Entries from a dataset of interfaces ->
◇ ◇ ◇ ◇ ◇

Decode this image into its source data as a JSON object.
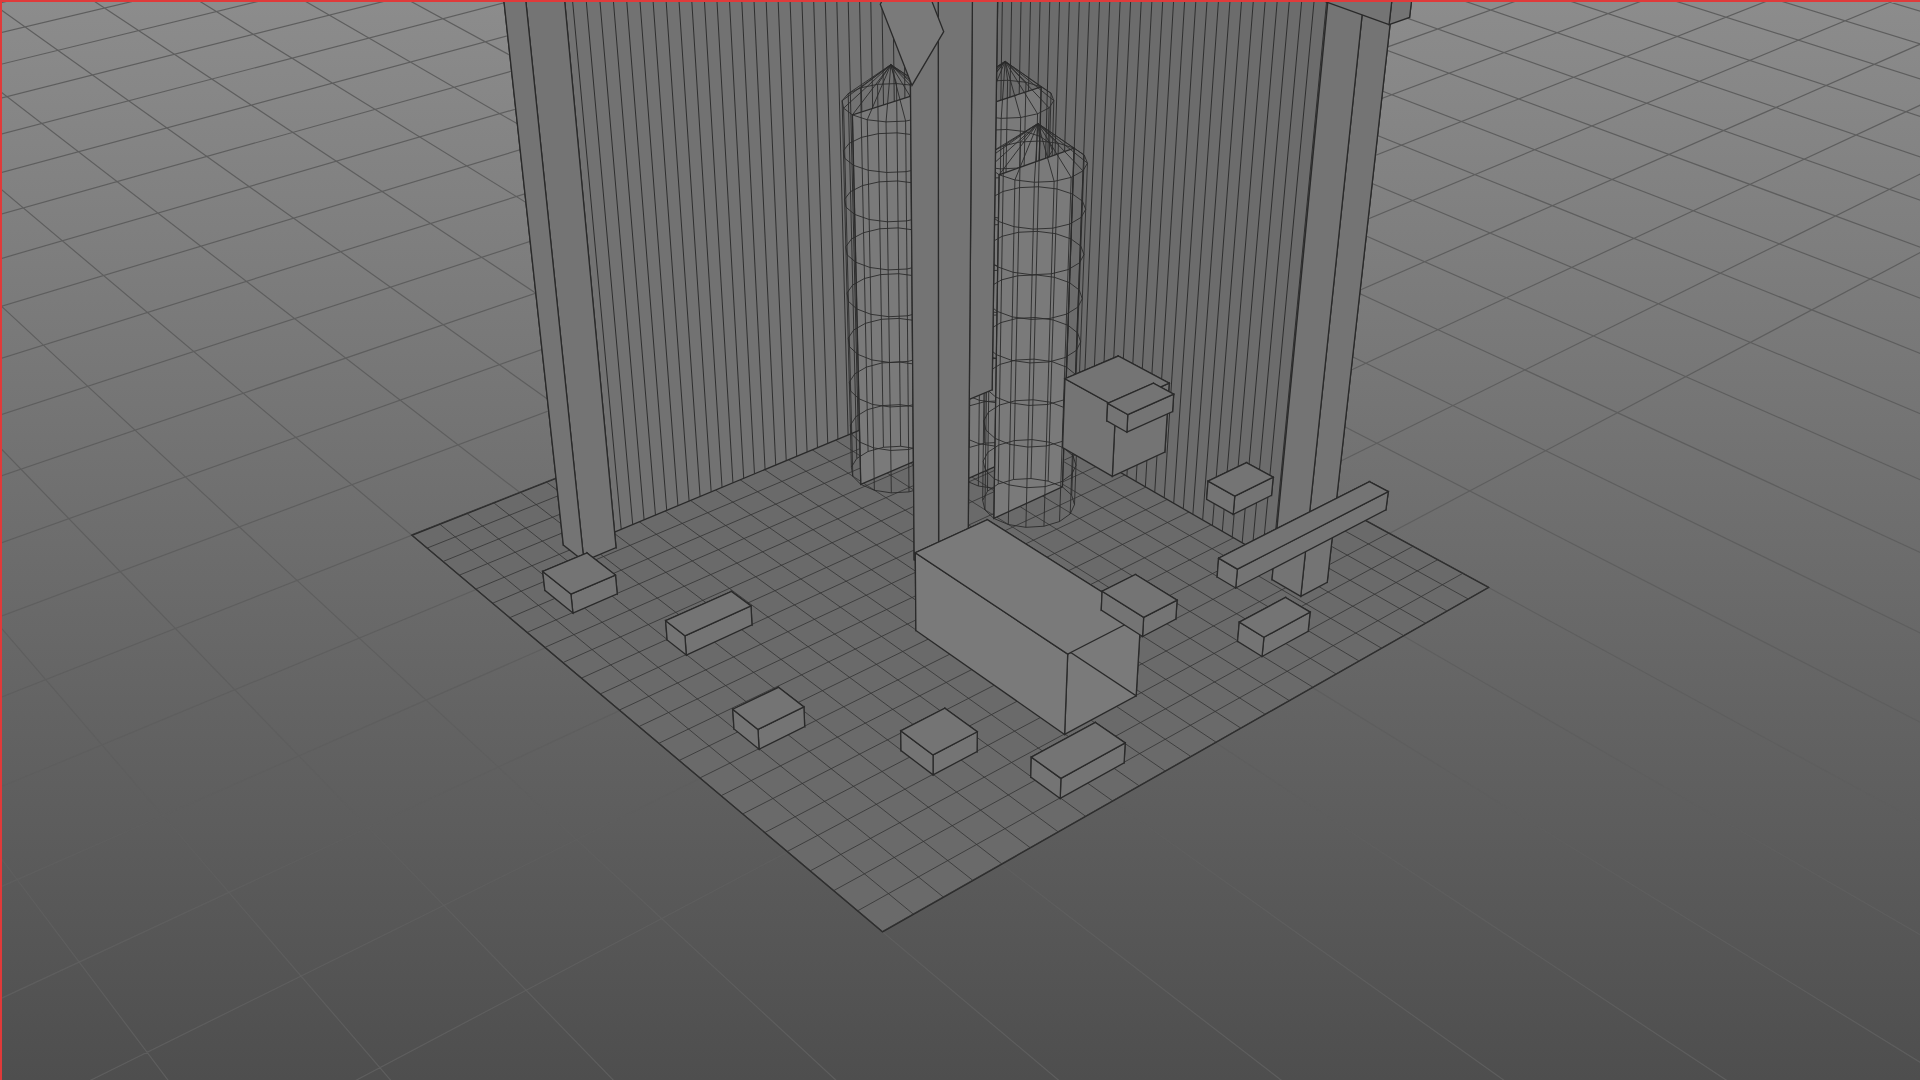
{
  "viewport": {
    "active": true
  }
}
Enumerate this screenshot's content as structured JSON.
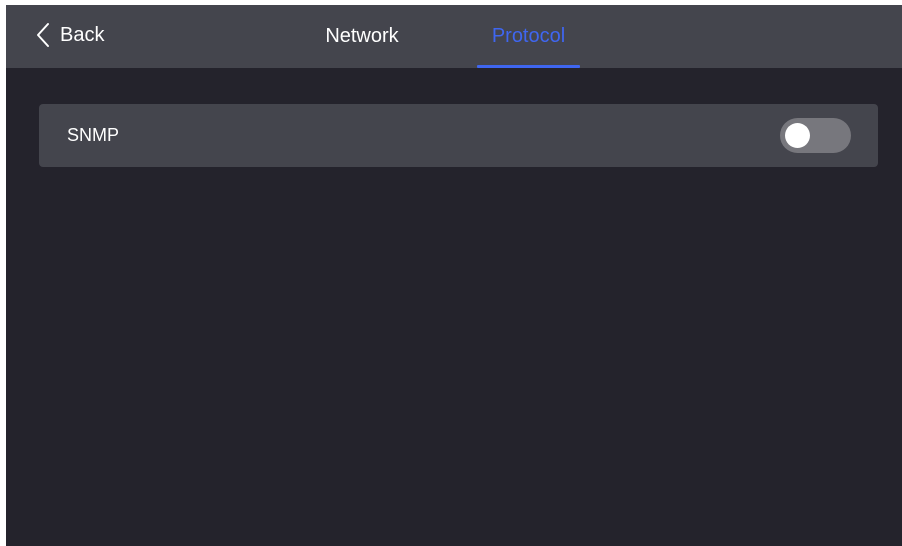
{
  "header": {
    "back_label": "Back",
    "tabs": [
      {
        "label": "Network",
        "active": false
      },
      {
        "label": "Protocol",
        "active": true
      }
    ]
  },
  "settings": {
    "items": [
      {
        "label": "SNMP",
        "toggle_on": false
      }
    ]
  },
  "colors": {
    "accent": "#3f66f0",
    "background": "#24232c",
    "bar": "#44454d",
    "toggle_track_off": "#77777d"
  },
  "icons": {
    "back": "chevron-left-icon"
  }
}
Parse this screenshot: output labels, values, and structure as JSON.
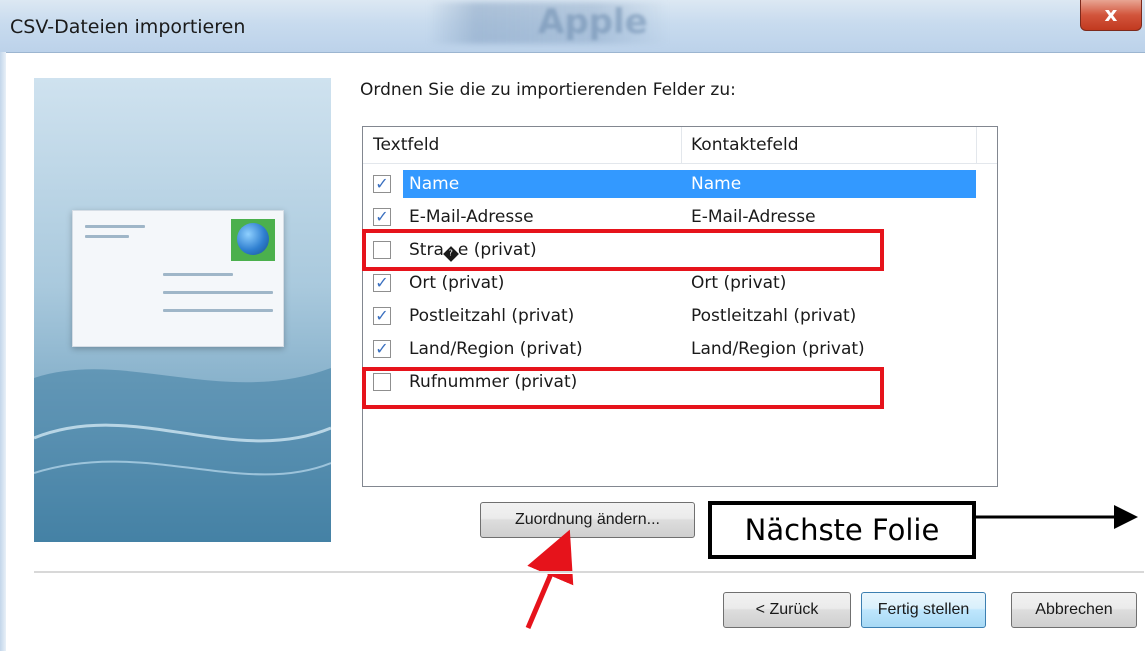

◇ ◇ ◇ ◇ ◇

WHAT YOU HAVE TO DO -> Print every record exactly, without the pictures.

RESPONSE TO THE EXERCISE ->
Decode this image into its source data as a JSON object.
{
  "viewport": {
    "active": true
  }
}
Enumerate this screenshot's content as structured JSON.
{
  "header": {
    "back_label": "Back",
    "tabs": [
      {
        "label": "Network",
        "active": false
      },
      {
        "label": "Protocol",
        "active": true
      }
    ]
  },
  "settings": {
    "items": [
      {
        "label": "SNMP",
        "toggle_on": false
      }
    ]
  },
  "colors": {
    "accent": "#3f66f0",
    "background": "#24232c",
    "bar": "#44454d",
    "toggle_track_off": "#77777d"
  },
  "icons": {
    "back": "chevron-left-icon"
  }
}
Parse this screenshot: output labels, values, and structure as JSON.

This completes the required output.